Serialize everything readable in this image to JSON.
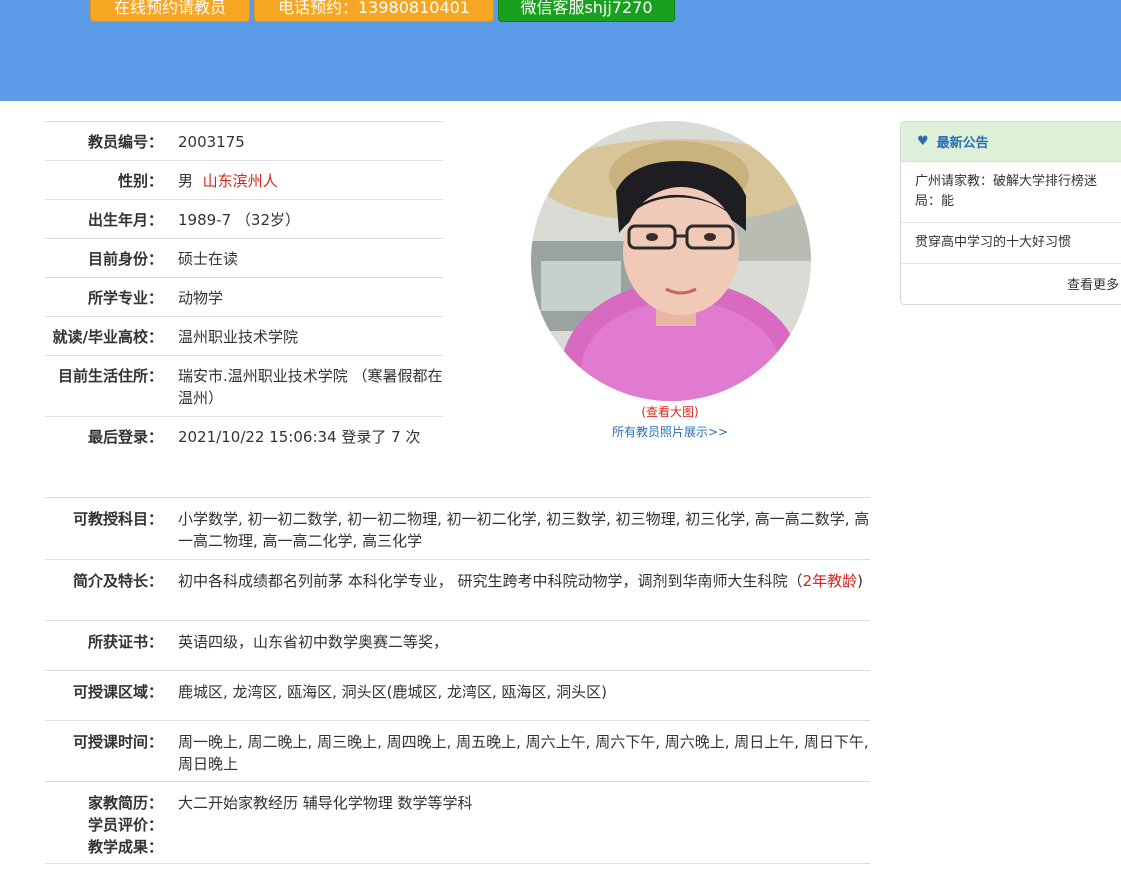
{
  "banner": {
    "buttons": {
      "online": "在线预约请教员",
      "phone": "电话预约：13980810401",
      "wechat": "微信客服shjj7270"
    }
  },
  "profile": {
    "rows": [
      {
        "label": "教员编号：",
        "value": "2003175"
      },
      {
        "label": "性别：",
        "value": "男",
        "extra": "山东滨州人"
      },
      {
        "label": "出生年月：",
        "value": "1989-7 （32岁）"
      },
      {
        "label": "目前身份：",
        "value": "硕士在读"
      },
      {
        "label": "所学专业：",
        "value": "动物学"
      },
      {
        "label": "就读/毕业高校：",
        "value": "温州职业技术学院"
      },
      {
        "label": "目前生活住所：",
        "value": "瑞安市.温州职业技术学院 （寒暑假都在温州）"
      },
      {
        "label": "最后登录：",
        "value": "2021/10/22 15:06:34 登录了 7 次"
      }
    ]
  },
  "photo": {
    "view_large": "(查看大图)",
    "all_photos": "所有教员照片展示>>"
  },
  "details": {
    "subjects": {
      "label": "可教授科目：",
      "value": "小学数学, 初一初二数学, 初一初二物理, 初一初二化学, 初三数学, 初三物理, 初三化学, 高一高二数学, 高一高二物理, 高一高二化学, 高三化学"
    },
    "intro": {
      "label": "简介及特长：",
      "value": "初中各科成绩都名列前茅 本科化学专业， 研究生跨考中科院动物学，调剂到华南师大生科院",
      "years": "2年教龄",
      "open": "（",
      "close": ")"
    },
    "certs": {
      "label": "所获证书：",
      "value": "英语四级，山东省初中数学奥赛二等奖，"
    },
    "areas": {
      "label": "可授课区域：",
      "value": "鹿城区, 龙湾区, 瓯海区, 洞头区(鹿城区, 龙湾区, 瓯海区, 洞头区)"
    },
    "times": {
      "label": "可授课时间：",
      "value": "周一晚上, 周二晚上, 周三晚上, 周四晚上, 周五晚上, 周六上午, 周六下午, 周六晚上, 周日上午, 周日下午, 周日晚上"
    },
    "history": {
      "label": "家教简历：",
      "value": "大二开始家教经历 辅导化学物理 数学等学科"
    },
    "review": {
      "label": "学员评价："
    },
    "results": {
      "label": "教学成果："
    }
  },
  "notice": {
    "title": "最新公告",
    "items": [
      "广州请家教：破解大学排行榜迷局：能",
      "贯穿高中学习的十大好习惯"
    ],
    "more": "查看更多"
  },
  "colors": {
    "banner": "#5b9be8",
    "orange_button": "#f6a623",
    "green_button": "#19a01e",
    "accent_red": "#d9261c",
    "link_blue": "#2a6fb5"
  }
}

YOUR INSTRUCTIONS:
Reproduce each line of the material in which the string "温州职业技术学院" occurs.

REPLY:
        "value": "温州职业技术学院"
        "value": "瑞安市.温州职业技术学院 （寒暑假都在温州）"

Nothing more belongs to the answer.